Though the entries contain pictures, the copy you make should hold only the rest, exactly as written.

-*-*-

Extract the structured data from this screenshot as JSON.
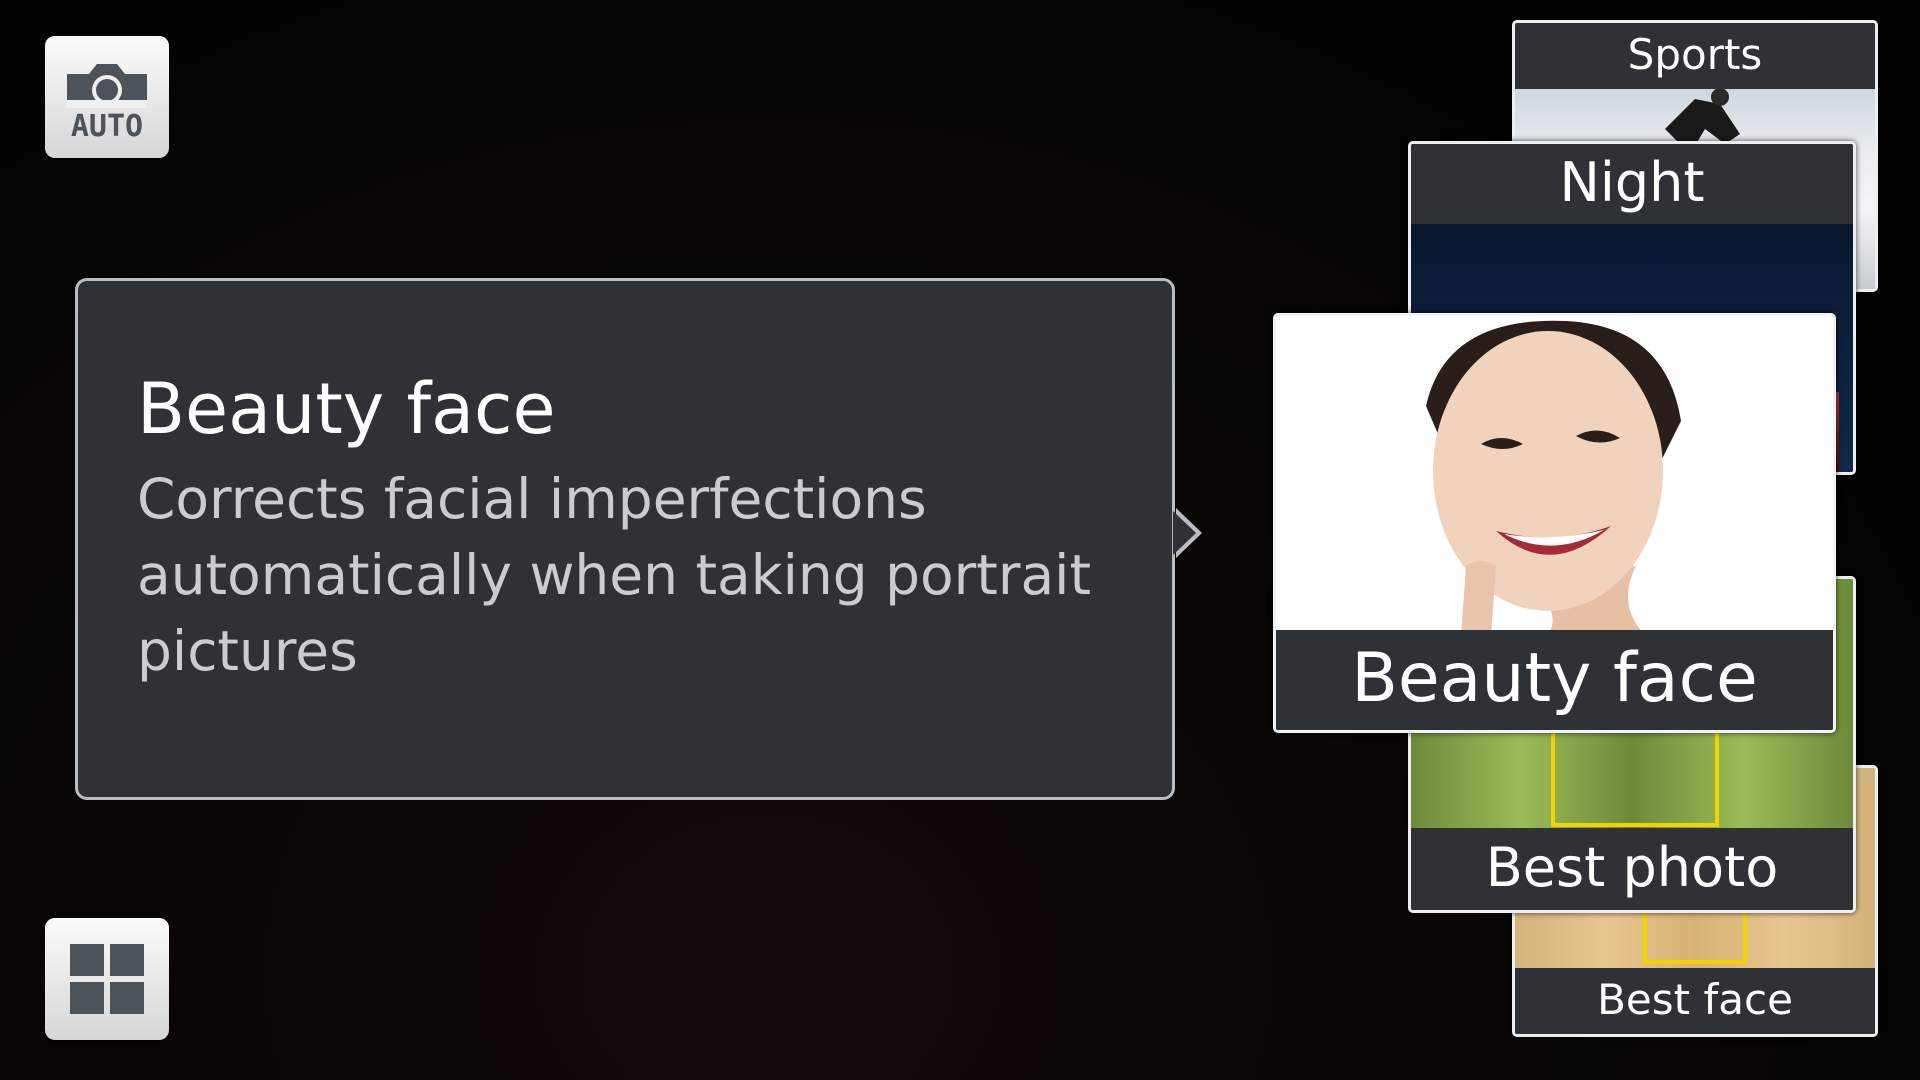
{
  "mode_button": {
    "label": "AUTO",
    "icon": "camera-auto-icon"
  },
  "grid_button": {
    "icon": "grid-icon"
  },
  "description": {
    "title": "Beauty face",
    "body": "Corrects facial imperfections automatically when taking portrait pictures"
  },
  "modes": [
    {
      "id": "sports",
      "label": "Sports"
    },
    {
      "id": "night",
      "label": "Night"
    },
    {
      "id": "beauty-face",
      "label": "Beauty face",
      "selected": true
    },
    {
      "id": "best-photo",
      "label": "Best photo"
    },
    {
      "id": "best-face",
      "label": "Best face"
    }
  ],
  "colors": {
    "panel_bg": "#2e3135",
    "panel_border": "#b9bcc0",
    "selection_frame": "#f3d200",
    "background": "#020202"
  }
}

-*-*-

- _Output of the exercise_:
Extract the structured data from this screenshot as JSON.
{
  "mode_button": {
    "label": "AUTO",
    "icon": "camera-auto-icon"
  },
  "grid_button": {
    "icon": "grid-icon"
  },
  "description": {
    "title": "Beauty face",
    "body": "Corrects facial imperfections automatically when taking portrait pictures"
  },
  "modes": [
    {
      "id": "sports",
      "label": "Sports"
    },
    {
      "id": "night",
      "label": "Night"
    },
    {
      "id": "beauty-face",
      "label": "Beauty face",
      "selected": true
    },
    {
      "id": "best-photo",
      "label": "Best photo"
    },
    {
      "id": "best-face",
      "label": "Best face"
    }
  ],
  "colors": {
    "panel_bg": "#2e3135",
    "panel_border": "#b9bcc0",
    "selection_frame": "#f3d200",
    "background": "#020202"
  }
}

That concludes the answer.